|According to the BBC, if you were to grab this animal by the tail, |
you would be wrapping your tail around it - which would be difficult
if you were a human being and did not have a tail.
The BBC continues to amaze me with its sloppy proof-reading or illiterate editors—I am not sure which is dominant. I wish I had more time to write about its mistakes, as it might be quite instructive. The Corporation used to be so pedantic and correct it was known as “Aunty”. Not any more.
In a story today about an attack on a zoo-keeper in Australia by a crocodile, the great Corporation wrote this:
A zookeeper has been attacked by a crocodile during a feeding show at a zoo in the Australian state of New South Wales. Trent Burton managed to break free after the 3.7m (12ft) male reptile grabbed him by the teeth and dragged him into the water. Mr Burton was being treated for minor puncture injuries to both hands. (emphasis added)
The words in italics are complete nonsense if the last sentence is true.
They imply that when you “take somebody by the scruff of the neck”, that person finds him or herself restrained by part of your neck. Is it possible that when you grab someone by the throat, you still have your hands free to, for example, stroke their hair or riffle through their wallet?

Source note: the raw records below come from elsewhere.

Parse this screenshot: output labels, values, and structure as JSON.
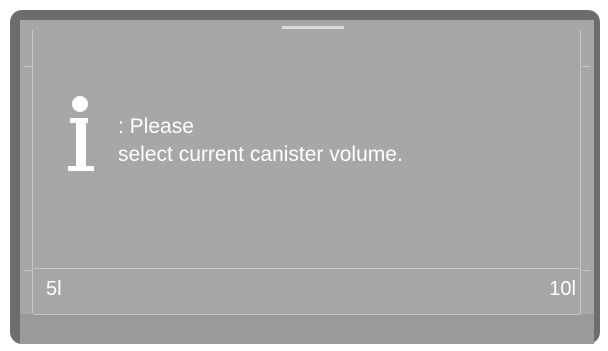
{
  "display": {
    "message": {
      "line1": ": Please",
      "line2": "select current canister volume."
    },
    "icon": "info-icon",
    "scale": {
      "min_label": "5l",
      "max_label": "10l"
    }
  },
  "colors": {
    "frame": "#6d6d6d",
    "screen": "#a7a7a7",
    "text": "#ffffff"
  }
}
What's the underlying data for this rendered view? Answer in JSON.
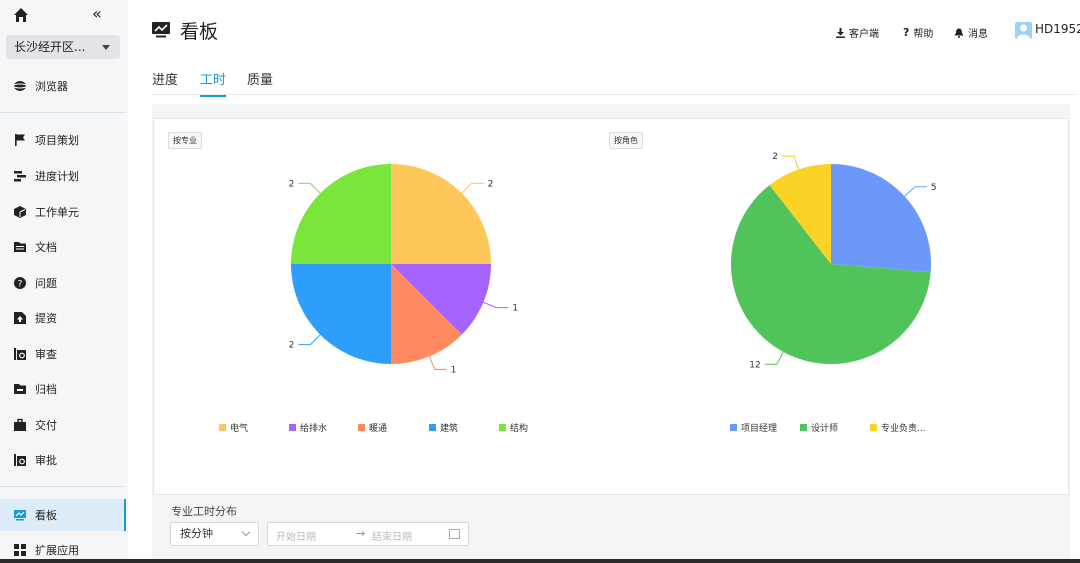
{
  "sidebar": {
    "project": "长沙经开区...",
    "items": [
      {
        "label": "浏览器",
        "icon": "browser-icon"
      },
      {
        "label": "项目策划",
        "icon": "flag-icon"
      },
      {
        "label": "进度计划",
        "icon": "schedule-icon"
      },
      {
        "label": "工作单元",
        "icon": "cube-icon"
      },
      {
        "label": "文档",
        "icon": "folder-icon"
      },
      {
        "label": "问题",
        "icon": "question-icon"
      },
      {
        "label": "提资",
        "icon": "upload-icon"
      },
      {
        "label": "审查",
        "icon": "review-icon"
      },
      {
        "label": "归档",
        "icon": "archive-icon"
      },
      {
        "label": "交付",
        "icon": "briefcase-icon"
      },
      {
        "label": "审批",
        "icon": "approve-icon"
      },
      {
        "label": "看板",
        "icon": "dashboard-icon"
      },
      {
        "label": "扩展应用",
        "icon": "apps-icon"
      }
    ]
  },
  "header": {
    "title": "看板",
    "client_label": "客户端",
    "help_label": "帮助",
    "messages_label": "消息",
    "username": "HD1952"
  },
  "tabs": [
    {
      "label": "进度"
    },
    {
      "label": "工时"
    },
    {
      "label": "质量"
    }
  ],
  "colors": {
    "accent": "#1a9bd7",
    "电气": "#ffc65a",
    "给排水": "#a564ff",
    "暖通": "#ff8a5f",
    "建筑": "#2e9efc",
    "结构": "#7ae63c",
    "项目经理": "#6d98fb",
    "设计师": "#50c45a",
    "专业负责人": "#fad326"
  },
  "chart_data": [
    {
      "type": "pie",
      "title": "按专业",
      "labels": [
        "电气",
        "给排水",
        "暖通",
        "建筑",
        "结构"
      ],
      "legend": [
        "电气",
        "给排水",
        "暖通",
        "建筑",
        "结构"
      ],
      "values": [
        2,
        1,
        1,
        2,
        2
      ],
      "legend_position": "bottom"
    },
    {
      "type": "pie",
      "title": "按角色",
      "labels": [
        "项目经理",
        "设计师",
        "专业负责人"
      ],
      "legend": [
        "项目经理",
        "设计师",
        "专业负责..."
      ],
      "values": [
        5,
        12,
        2
      ],
      "legend_position": "bottom"
    }
  ],
  "section": {
    "title": "专业工时分布",
    "unit_select": "按分钟",
    "start_placeholder": "开始日期",
    "end_placeholder": "结束日期"
  }
}
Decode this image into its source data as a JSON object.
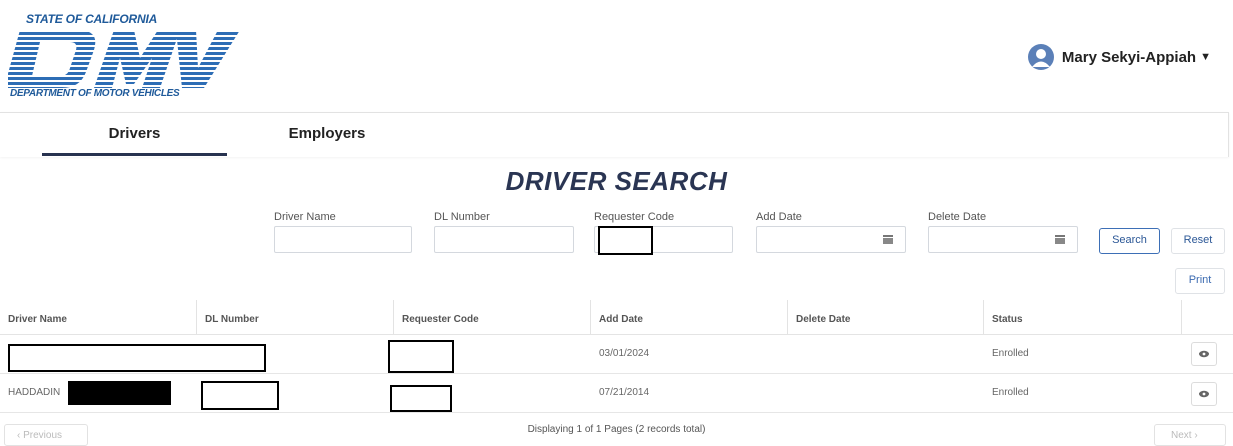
{
  "header": {
    "logo": {
      "top_text": "STATE OF CALIFORNIA",
      "main_text": "DMV",
      "bottom_text": "DEPARTMENT OF MOTOR VEHICLES"
    },
    "user": {
      "name": "Mary Sekyi-Appiah",
      "avatar_icon": "user-avatar-icon",
      "caret_icon": "caret-down-icon"
    }
  },
  "tabs": [
    {
      "label": "Drivers",
      "active": true
    },
    {
      "label": "Employers",
      "active": false
    }
  ],
  "page": {
    "title": "DRIVER SEARCH"
  },
  "filters": {
    "driver_name": {
      "label": "Driver Name",
      "value": ""
    },
    "dl_number": {
      "label": "DL Number",
      "value": ""
    },
    "requester_code": {
      "label": "Requester Code",
      "value": ""
    },
    "add_date": {
      "label": "Add Date",
      "value": "",
      "icon": "calendar-icon"
    },
    "delete_date": {
      "label": "Delete Date",
      "value": "",
      "icon": "calendar-icon"
    }
  },
  "buttons": {
    "search": "Search",
    "reset": "Reset",
    "print": "Print"
  },
  "table": {
    "columns": [
      "Driver Name",
      "DL Number",
      "Requester Code",
      "Add Date",
      "Delete Date",
      "Status"
    ],
    "rows": [
      {
        "driver_name": "",
        "dl_number": "",
        "requester_code": "",
        "add_date": "03/01/2024",
        "delete_date": "",
        "status": "Enrolled",
        "action_icon": "eye-icon"
      },
      {
        "driver_name": "HADDADIN",
        "dl_number": "",
        "requester_code": "",
        "add_date": "07/21/2014",
        "delete_date": "",
        "status": "Enrolled",
        "action_icon": "eye-icon"
      }
    ]
  },
  "pagination": {
    "previous_label": "Previous",
    "next_label": "Next",
    "status_text": "Displaying 1 of 1 Pages (2 records total)"
  },
  "colors": {
    "brand_blue": "#1f5a9a",
    "title_navy": "#2a3553",
    "tab_underline": "#27324f",
    "button_border": "#3d6fb6"
  }
}
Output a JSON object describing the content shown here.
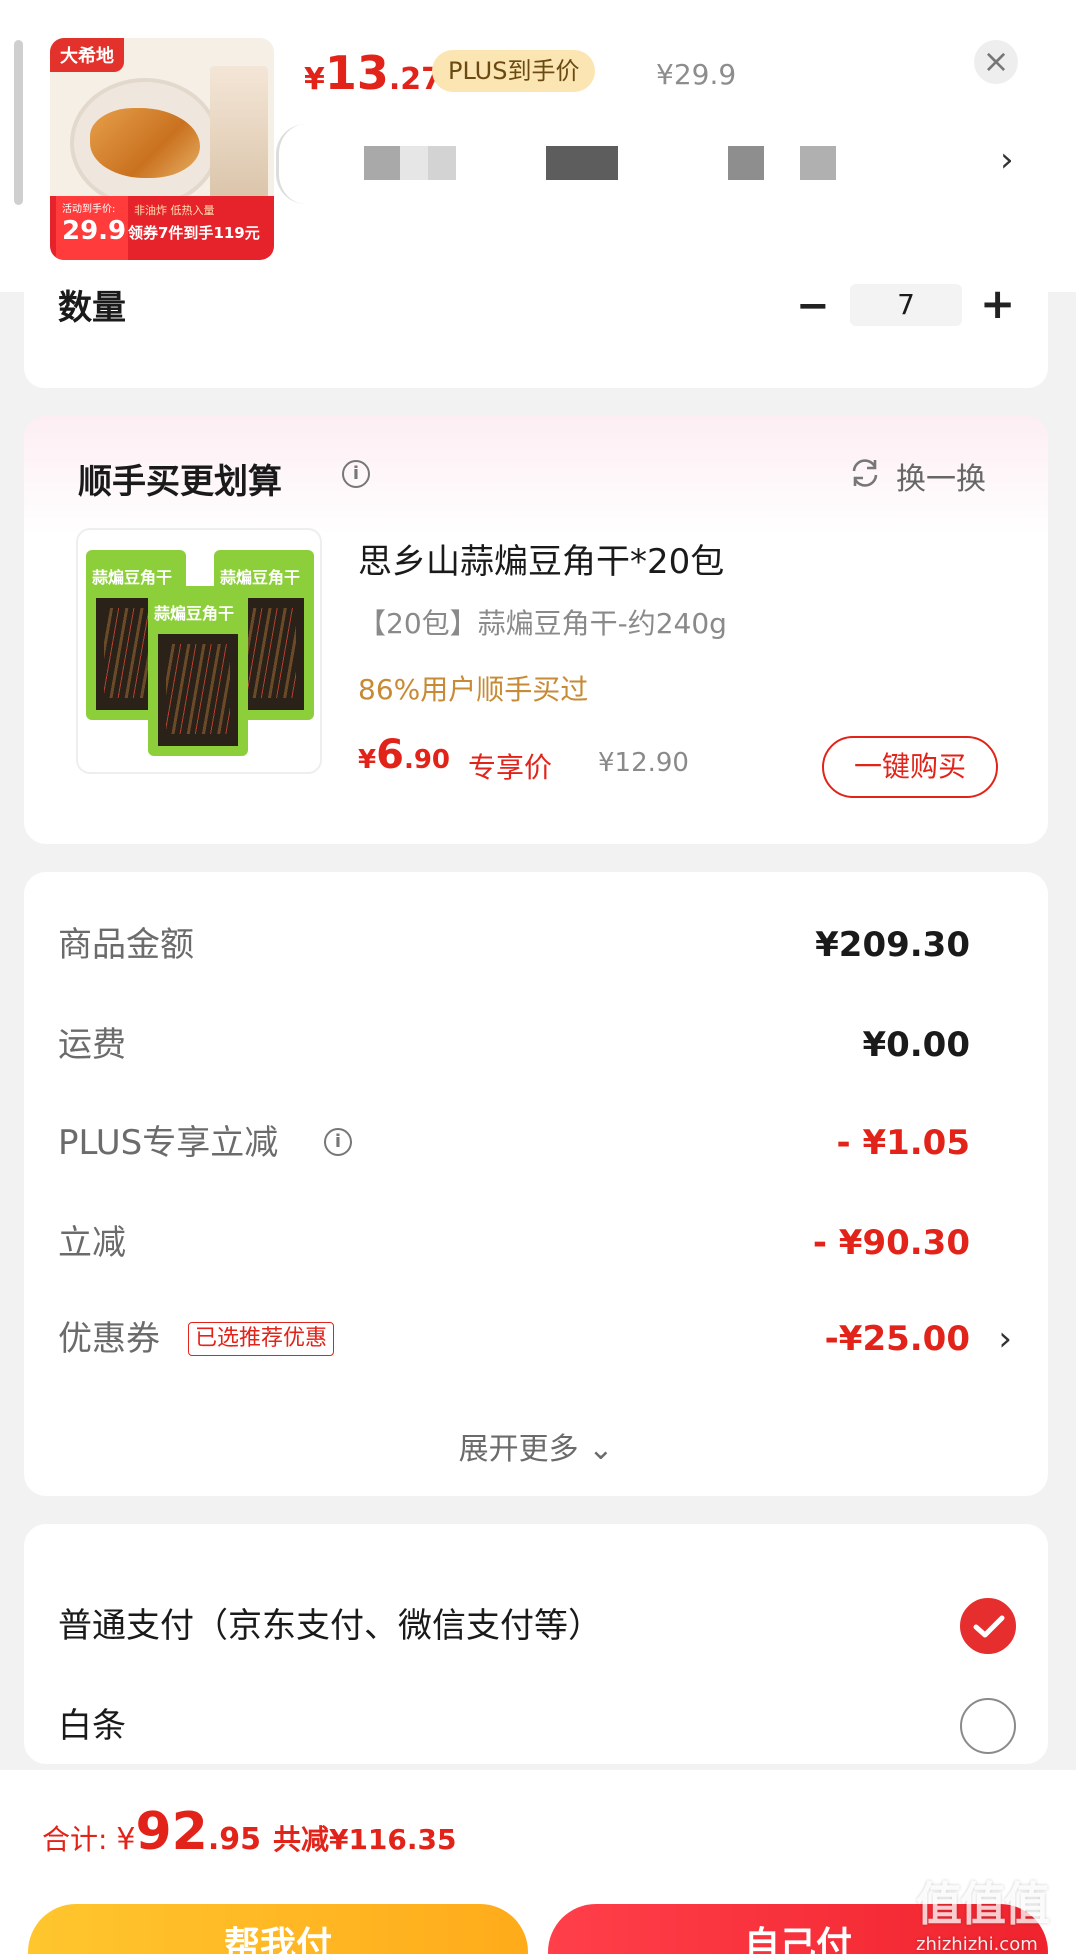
{
  "header": {
    "thumb": {
      "brand": "大希地",
      "deal_label": "活动到手价:",
      "deal_price": "29.9",
      "tagline": "非油炸 低热入量",
      "coupon_line": "领券7件到手119元"
    },
    "price_currency": "¥",
    "price_int": "13",
    "price_dec": ".27",
    "plus_badge": "PLUS到手价",
    "original_price": "¥29.9",
    "close_icon": "close-icon",
    "chevron_icon": "chevron-right-icon"
  },
  "quantity": {
    "label": "数量",
    "value": "7",
    "minus": "−",
    "plus": "+"
  },
  "recommendation": {
    "title": "顺手买更划算",
    "swap_label": "换一换",
    "product_name": "思乡山蒜煸豆角干*20包",
    "spec": "【20包】蒜煸豆角干-约240g",
    "bought": "86%用户顺手买过",
    "price_currency": "¥",
    "price_int": "6",
    "price_dec": ".90",
    "exclusive": "专享价",
    "original_price": "¥12.90",
    "buy_button": "一键购买",
    "bag_label": "蒜煸豆角干"
  },
  "amounts": {
    "rows": [
      {
        "label": "商品金额",
        "value": "¥209.30"
      },
      {
        "label": "运费",
        "value": "¥0.00"
      },
      {
        "label": "PLUS专享立减",
        "value": "- ¥1.05"
      },
      {
        "label": "立减",
        "value": "- ¥90.30"
      },
      {
        "label": "优惠券",
        "value": "-¥25.00",
        "badge": "已选推荐优惠"
      }
    ],
    "expand_more": "展开更多 ⌄"
  },
  "payment": {
    "options": [
      {
        "label": "普通支付（京东支付、微信支付等）",
        "selected": true
      },
      {
        "label": "白条",
        "selected": false
      }
    ]
  },
  "footer": {
    "total_label": "合计: ",
    "total_currency": "¥",
    "total_int": "92",
    "total_dec": ".95",
    "saved": "共减¥116.35",
    "help_pay": "帮我付",
    "self_pay": "自己付"
  },
  "watermark": {
    "logo": "值值值",
    "url": "zhizhizhi.com"
  },
  "colors": {
    "accent_red": "#e2231a",
    "plus_gold": "#fbe5b2",
    "help_button": "#ffb51f",
    "self_button": "#f0232d"
  }
}
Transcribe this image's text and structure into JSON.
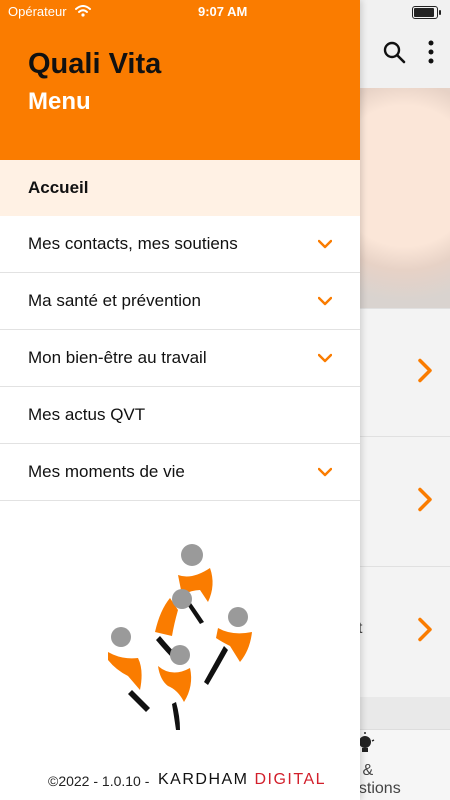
{
  "status_bar": {
    "carrier": "Opérateur",
    "time": "9:07 AM"
  },
  "drawer": {
    "app_title": "Quali Vita",
    "menu_title": "Menu",
    "items": [
      {
        "label": "Accueil",
        "active": true,
        "expandable": false
      },
      {
        "label": "Mes contacts, mes soutiens",
        "active": false,
        "expandable": true
      },
      {
        "label": "Ma santé et prévention",
        "active": false,
        "expandable": true
      },
      {
        "label": "Mon bien-être au travail",
        "active": false,
        "expandable": true
      },
      {
        "label": "Mes actus QVT",
        "active": false,
        "expandable": false
      },
      {
        "label": "Mes moments de vie",
        "active": false,
        "expandable": true
      }
    ],
    "footer": {
      "copyright": "©2022 - 1.0.10 -",
      "brand_kardham": "KARDHAM",
      "brand_digital": "DIGITAL"
    }
  },
  "background": {
    "partial_text_1": "t",
    "tabbar_partial_1": "s &",
    "tabbar_partial_2": "estions"
  },
  "colors": {
    "accent": "#fa7c00",
    "active_bg": "#fff1e4",
    "brand_red": "#d21f2b"
  }
}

I don’t think so, Aunty. What you should have written was that the crocodile “grabbed him in (or with) its teeth.”